With the plan in place, Merced applied for a California Zero Emissions Grant to help pay for the system. The grants were instituted following Gov. Edmund G. Brown Jr.’s call to reduce the state’s greenhouse gas emissions 40% below 1990 levels by 2030. Leah Brown, water conservation specialist for the city of Merced, received a call from the state saying Merced had received the grant for $2.5 million.
State supervisors in charge of the grant program saw the potential for the city’s combined water and energy savings resulting from the new infrastructure-free fixed network solution. Because no physical infrastructure was needed, the software platform and endpoints would help the utility decrease traditional AMR drive time and improve water consumption accuracy. The grant also ensured the city could implement it more quickly than anticipated.
In a little less than one year, the five-man crew headed by Carl Brown, lead worker, installed the 10,800 new meters and cellular endpoints in the previously unmetered service locations.
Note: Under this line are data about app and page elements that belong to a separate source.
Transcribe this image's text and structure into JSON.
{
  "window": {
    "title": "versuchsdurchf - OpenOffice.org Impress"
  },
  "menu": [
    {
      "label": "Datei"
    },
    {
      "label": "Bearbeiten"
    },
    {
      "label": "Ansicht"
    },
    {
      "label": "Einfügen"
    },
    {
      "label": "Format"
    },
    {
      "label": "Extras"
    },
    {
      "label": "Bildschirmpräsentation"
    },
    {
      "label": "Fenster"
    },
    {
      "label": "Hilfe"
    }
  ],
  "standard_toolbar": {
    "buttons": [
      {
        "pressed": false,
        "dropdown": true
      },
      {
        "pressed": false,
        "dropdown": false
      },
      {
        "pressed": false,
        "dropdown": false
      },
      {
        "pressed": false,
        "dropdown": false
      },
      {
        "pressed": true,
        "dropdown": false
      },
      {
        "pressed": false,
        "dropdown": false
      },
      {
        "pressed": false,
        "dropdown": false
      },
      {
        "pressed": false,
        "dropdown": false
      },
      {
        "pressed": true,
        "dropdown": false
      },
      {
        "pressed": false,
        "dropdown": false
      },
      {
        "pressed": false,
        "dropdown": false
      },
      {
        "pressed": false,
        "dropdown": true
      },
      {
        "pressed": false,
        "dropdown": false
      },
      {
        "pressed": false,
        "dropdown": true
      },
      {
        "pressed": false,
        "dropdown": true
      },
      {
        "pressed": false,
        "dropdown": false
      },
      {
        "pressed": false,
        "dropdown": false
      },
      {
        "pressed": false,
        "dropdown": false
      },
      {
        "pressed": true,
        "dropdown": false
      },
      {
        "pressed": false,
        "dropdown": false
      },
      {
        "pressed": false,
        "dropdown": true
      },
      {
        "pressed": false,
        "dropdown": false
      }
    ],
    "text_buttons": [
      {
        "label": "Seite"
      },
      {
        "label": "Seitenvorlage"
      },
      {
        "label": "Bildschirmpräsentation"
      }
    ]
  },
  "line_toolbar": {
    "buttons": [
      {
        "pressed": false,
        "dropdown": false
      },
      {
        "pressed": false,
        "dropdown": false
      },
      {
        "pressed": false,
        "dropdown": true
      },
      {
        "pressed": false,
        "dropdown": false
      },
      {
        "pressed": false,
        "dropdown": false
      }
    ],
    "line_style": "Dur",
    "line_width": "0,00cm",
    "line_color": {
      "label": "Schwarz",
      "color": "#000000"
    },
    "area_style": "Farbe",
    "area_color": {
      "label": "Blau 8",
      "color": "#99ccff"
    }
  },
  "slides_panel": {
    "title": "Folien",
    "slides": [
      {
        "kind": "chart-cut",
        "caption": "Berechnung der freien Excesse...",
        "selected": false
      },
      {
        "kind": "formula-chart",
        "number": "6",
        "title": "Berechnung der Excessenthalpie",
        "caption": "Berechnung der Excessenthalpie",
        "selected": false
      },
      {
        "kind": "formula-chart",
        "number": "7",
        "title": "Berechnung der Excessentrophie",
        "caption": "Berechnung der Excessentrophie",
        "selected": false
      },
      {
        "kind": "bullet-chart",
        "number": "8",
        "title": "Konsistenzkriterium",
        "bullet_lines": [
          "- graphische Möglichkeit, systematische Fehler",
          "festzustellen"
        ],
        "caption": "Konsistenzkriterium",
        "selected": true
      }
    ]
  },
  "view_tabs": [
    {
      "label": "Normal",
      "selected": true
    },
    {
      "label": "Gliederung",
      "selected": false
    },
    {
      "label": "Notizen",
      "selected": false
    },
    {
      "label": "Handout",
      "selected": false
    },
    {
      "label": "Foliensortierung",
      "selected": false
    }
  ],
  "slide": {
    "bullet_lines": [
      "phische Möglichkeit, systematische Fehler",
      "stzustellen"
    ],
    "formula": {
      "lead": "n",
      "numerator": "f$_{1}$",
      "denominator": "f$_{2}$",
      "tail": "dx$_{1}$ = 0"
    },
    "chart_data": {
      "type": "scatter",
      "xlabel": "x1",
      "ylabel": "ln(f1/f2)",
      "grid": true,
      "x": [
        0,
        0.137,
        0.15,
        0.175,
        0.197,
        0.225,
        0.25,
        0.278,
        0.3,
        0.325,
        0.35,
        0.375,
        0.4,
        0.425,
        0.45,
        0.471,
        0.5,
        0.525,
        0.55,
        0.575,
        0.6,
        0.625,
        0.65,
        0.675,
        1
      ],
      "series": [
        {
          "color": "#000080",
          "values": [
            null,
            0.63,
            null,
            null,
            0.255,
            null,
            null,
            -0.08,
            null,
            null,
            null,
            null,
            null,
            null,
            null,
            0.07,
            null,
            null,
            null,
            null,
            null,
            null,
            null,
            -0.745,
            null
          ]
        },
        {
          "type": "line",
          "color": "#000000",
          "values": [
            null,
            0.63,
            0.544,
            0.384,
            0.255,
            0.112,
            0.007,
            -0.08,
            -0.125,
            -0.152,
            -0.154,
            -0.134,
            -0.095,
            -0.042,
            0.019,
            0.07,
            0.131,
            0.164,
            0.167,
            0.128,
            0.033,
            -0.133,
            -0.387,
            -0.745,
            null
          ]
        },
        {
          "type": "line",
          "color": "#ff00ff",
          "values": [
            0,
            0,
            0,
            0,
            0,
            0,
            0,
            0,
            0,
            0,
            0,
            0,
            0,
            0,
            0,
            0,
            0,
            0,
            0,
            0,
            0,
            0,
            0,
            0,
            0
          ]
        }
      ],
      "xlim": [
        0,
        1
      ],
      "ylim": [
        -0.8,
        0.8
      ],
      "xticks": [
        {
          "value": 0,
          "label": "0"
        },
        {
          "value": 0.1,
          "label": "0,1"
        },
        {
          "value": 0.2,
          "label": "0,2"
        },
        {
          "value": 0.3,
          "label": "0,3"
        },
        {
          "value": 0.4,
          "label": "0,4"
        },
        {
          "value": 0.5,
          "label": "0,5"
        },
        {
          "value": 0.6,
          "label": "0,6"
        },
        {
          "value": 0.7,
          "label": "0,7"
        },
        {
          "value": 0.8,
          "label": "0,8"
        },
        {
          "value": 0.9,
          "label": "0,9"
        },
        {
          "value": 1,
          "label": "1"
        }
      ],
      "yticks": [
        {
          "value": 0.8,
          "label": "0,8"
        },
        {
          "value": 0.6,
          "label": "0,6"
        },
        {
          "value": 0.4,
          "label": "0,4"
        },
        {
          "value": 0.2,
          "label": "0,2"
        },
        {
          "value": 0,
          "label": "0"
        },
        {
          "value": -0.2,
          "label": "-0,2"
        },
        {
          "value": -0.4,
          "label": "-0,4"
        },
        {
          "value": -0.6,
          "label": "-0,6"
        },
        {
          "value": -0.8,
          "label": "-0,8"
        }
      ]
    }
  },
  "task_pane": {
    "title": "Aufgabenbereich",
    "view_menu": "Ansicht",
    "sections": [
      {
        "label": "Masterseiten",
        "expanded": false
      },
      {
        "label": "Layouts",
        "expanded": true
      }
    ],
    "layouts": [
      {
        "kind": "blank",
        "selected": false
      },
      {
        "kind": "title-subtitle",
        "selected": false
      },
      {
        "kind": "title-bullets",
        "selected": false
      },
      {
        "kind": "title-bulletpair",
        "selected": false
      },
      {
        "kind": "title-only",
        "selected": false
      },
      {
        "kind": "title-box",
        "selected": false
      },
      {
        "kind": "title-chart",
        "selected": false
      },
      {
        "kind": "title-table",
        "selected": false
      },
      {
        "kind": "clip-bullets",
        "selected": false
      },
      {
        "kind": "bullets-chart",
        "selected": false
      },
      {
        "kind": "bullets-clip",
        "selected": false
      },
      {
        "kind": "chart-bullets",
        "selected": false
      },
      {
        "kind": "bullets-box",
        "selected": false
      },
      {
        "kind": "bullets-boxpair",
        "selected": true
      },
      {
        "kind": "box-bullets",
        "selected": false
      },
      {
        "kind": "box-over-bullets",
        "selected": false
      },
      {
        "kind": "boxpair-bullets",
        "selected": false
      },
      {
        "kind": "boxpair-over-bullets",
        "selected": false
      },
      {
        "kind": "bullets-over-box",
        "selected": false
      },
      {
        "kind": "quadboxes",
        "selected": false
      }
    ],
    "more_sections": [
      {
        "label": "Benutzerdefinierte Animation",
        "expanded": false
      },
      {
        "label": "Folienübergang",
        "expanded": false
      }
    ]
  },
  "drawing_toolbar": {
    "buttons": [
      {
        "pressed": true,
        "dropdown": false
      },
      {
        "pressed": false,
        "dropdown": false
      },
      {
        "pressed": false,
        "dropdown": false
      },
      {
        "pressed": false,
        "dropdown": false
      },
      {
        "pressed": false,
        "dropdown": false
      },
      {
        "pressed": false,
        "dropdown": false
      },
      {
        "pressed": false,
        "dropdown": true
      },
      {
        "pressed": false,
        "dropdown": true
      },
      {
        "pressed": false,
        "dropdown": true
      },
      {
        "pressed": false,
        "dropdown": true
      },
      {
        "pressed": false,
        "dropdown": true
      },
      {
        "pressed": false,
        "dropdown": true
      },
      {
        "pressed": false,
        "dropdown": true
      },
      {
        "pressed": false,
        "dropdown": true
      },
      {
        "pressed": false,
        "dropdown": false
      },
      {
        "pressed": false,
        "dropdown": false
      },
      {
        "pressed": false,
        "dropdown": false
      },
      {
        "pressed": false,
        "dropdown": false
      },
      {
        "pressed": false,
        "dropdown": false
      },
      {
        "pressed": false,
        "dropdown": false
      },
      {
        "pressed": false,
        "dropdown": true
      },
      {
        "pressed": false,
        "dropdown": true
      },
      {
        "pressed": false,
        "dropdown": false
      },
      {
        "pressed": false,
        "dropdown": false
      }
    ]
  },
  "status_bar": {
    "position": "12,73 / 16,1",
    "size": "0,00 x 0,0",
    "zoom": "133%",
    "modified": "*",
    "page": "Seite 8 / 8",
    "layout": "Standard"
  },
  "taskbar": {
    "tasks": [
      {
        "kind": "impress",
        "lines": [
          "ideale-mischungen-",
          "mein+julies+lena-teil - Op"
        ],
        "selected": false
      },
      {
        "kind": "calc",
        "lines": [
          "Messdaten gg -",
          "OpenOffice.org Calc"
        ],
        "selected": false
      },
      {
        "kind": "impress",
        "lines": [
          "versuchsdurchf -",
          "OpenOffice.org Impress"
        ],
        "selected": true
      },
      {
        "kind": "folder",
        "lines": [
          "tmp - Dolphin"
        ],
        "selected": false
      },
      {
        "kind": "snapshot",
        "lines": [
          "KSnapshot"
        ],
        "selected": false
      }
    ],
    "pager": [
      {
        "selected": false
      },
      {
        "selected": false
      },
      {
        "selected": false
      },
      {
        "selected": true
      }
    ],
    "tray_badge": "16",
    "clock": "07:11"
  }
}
The water utility team often worked more than 50 hours per week to deploy the system. The crews maintained strict quality control of the installation project with minimal disruption to customers. They worked side-by-side with National Meter & Automation, which maintained real-time inventory and brought in products as needed. By using the water department staff to prepare and install the new meters and endpoints, Merced saved more than 35% of the cost to use an independent contractor.
Throughout the install, data was collected electronically, and the division’s IT department worked with Badger Meter to import the new meter data into the utility billing system. This reduced the amount of time needed to enter the data and eliminated the potential for data entry errors.
With Merced’s formerly unmetered services now fully functioning, and with recent upgrades to the already installed meters in summer 2017, city staff began to see the results of their efforts. Staff can review consumption data and work with customers that have higher than normal usage patterns to identify potential leaks.
Prior to implementing Beacon AMA, it could take the team up to 30 days to see leaks because it only read meters once per month. The water team now is finding and addressing leaks within 24 hours, saving time and money for the water utility and its customers. In fact, after installing the new system, the division found a 500 gal-per-hour leak and immediately fixed it.
The utility team also has started using a new smartphone and tablet application called EyeOnWater. This tool is an added resource for real-time data capturing and improving customer service. Internally, the utility team is using the app and Beacon AMA to generate a real-time workload, so it no longer has to wait for the full meter reading cycle to occur. In addition, the utility showed customers how the application monitors their usage. Customers also can contact the team with questions.
The upgrades helped the city and its citizens exceed the state-mandated 36% reduction in water and energy consumption. Soon, customers also will be billed based on their actual usage rather than a flat rate because of the efficiencies and real-time metering capabilities provided by the utility’s new system. This increased insight into their water consumption has many of Merced’s water customers sharing positive feedback with the utility.
While Merced’s Water Supply Division continues to upgrade its system and introduce EyeOnWater to its customers, the technology is making an impact. Merced’s efforts are saving time and money, as well as preserving the environment through water and energy conservation.